The city of Chicago has been making a major effort to reduce its energy usage and storm water runoff. The efforts have been led by its mayor, Richard Daley. When the city renovates or builds public buildings, it installs green roofs and special drains to handle rainwater.
Atop the scalding eighth-floor roof of the Chicago Cultural Center, workers dripped sweat as they planted row upon tidy row of hardy plants, the latest signal of one big-city government's determination to be green.Washington really could use some programs like this. Green roofs are known to reduce a building's temperature, and therefore energy usage, on hot summer days. When I look around my downtown neighborhood, I see plenty of flat roofs, and thus plenty of opportunities for planting if someone took the initiative. It would be wonderful if the roof outside my window had shrubs instead of bare asphalt. Shade trees reduce the temperature at street level and in the surrounding buildings.
On other downtown rooftops, tall corkscrew-shaped turbines will bridle the winds that race across the plains. A new roof on Chicago's vast convention center will channel 55 million gallons of rainwater a year into Lake Michigan instead of overburdened storm drains....
Since Daley began investing tax dollars in greening the city, Chicago has planted as many as 400,000 trees, according to city spokesmen. It employs more arborists than any city in the country. There are 2.5 million square feet of green roofs completed or under construction, boosted by expedited permitting and density bonuses for developers who embrace the concept....
Daley is an especially big fan of green roofs. The City Hall roof, planted with more than 150 varieties of plants, is often 50 degrees cooler in summer than nearby asphalt roofs, whose temperatures can reach 170 degrees.
I am not sure that DC is the ideal location for wind energy. The air here tends to be still, especially in summer. Solar power, however, could work, but again it would require initiative.
Getting people to take the initiative can be difficult. The beauty of Chicago's program is that the city offers incentives for responsible building. There, efforts in the private sector have been driven in part by government programs to encourage smarter and greener planning.
Earlier this year, the city issued $1 million in grants for solar thermal panels that generate hot water. Staffers focused on high-volume water users, including laundromats and health clubs. For the past year, the city has waived a service fee -- typically $5,000 to $50,000 -- for developers willing to install a green roof. The projects are assigned to reviewers empowered to expedite approval.I wonder if our mayoral candidates could be persuaded to propose such incentive programs. It would help a great deal, especially in the summer when energy use peaks. Reducing storm water runoff could also help with the restoration of the Anacostia River, which suffers from storm drain and sewer overflows.
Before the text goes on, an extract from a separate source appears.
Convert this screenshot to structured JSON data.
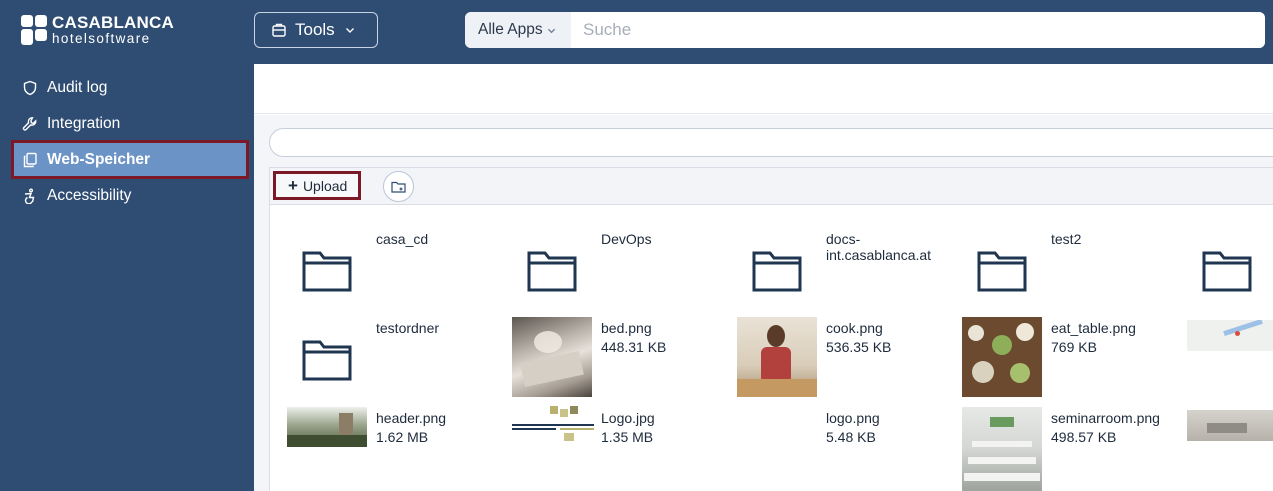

Michael Yannell intends to take advantage of initiatives for the "net zero energy use" house he is building in Ravenswood. If all goes well, the house will generate more energy than it needs. He expects a property tax break and a $5,000 grant for a rainwater collection system.
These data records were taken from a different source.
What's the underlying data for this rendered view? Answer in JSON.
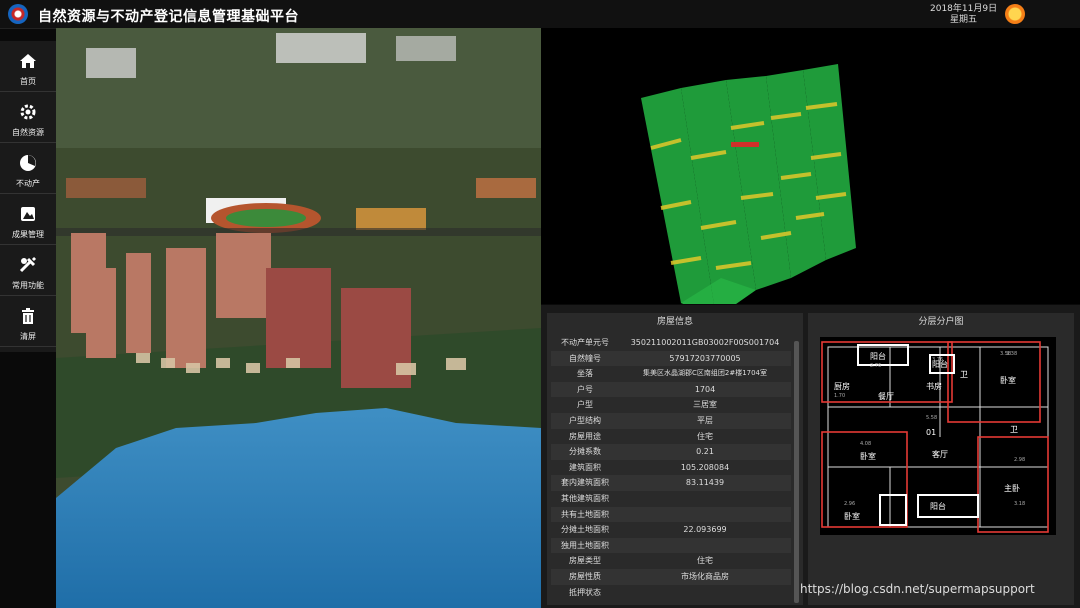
{
  "header": {
    "title": "自然资源与不动产登记信息管理基础平台",
    "date": "2018年11月9日",
    "weekday": "星期五"
  },
  "sidebar": {
    "items": [
      {
        "label": "首页",
        "icon": "home-icon"
      },
      {
        "label": "自然资源",
        "icon": "gear-icon"
      },
      {
        "label": "不动产",
        "icon": "pie-icon"
      },
      {
        "label": "成果管理",
        "icon": "image-icon"
      },
      {
        "label": "常用功能",
        "icon": "tools-icon"
      },
      {
        "label": "清屏",
        "icon": "trash-icon"
      }
    ]
  },
  "house_info": {
    "title": "房屋信息",
    "rows": [
      {
        "k": "不动产单元号",
        "v": "350211002011GB03002F00S001704"
      },
      {
        "k": "自然幢号",
        "v": "57917203770005"
      },
      {
        "k": "坐落",
        "v": "集美区水晶湖郡C区南组团2#楼1704室"
      },
      {
        "k": "户号",
        "v": "1704"
      },
      {
        "k": "户型",
        "v": "三居室"
      },
      {
        "k": "户型结构",
        "v": "平层"
      },
      {
        "k": "房屋用途",
        "v": "住宅"
      },
      {
        "k": "分摊系数",
        "v": "0.21"
      },
      {
        "k": "建筑面积",
        "v": "105.208084"
      },
      {
        "k": "套内建筑面积",
        "v": "83.11439"
      },
      {
        "k": "其他建筑面积",
        "v": ""
      },
      {
        "k": "共有土地面积",
        "v": ""
      },
      {
        "k": "分摊土地面积",
        "v": "22.093699"
      },
      {
        "k": "独用土地面积",
        "v": ""
      },
      {
        "k": "房屋类型",
        "v": "住宅"
      },
      {
        "k": "房屋性质",
        "v": "市场化商品房"
      },
      {
        "k": "抵押状态",
        "v": ""
      }
    ]
  },
  "floor_plan": {
    "title": "分层分户图",
    "rooms": [
      "阳台",
      "阳台",
      "厨房",
      "餐厅",
      "书房",
      "卫",
      "卧室",
      "卫",
      "卧室",
      "客厅",
      "主卧",
      "卧室",
      "阳台",
      "01"
    ],
    "dims": [
      "2.76",
      "3.76",
      "1.70",
      "3.58",
      "4.08",
      "3.38",
      "5.58",
      "2.96",
      "2.98",
      "3.18"
    ]
  },
  "watermark": "https://blog.csdn.net/supermapsupport"
}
Unfortunately, as the article notes, such measures will not solve all problems. But they are a step in the right direction, and anything that can be done to reduce a city's environmental impact will help in the long run.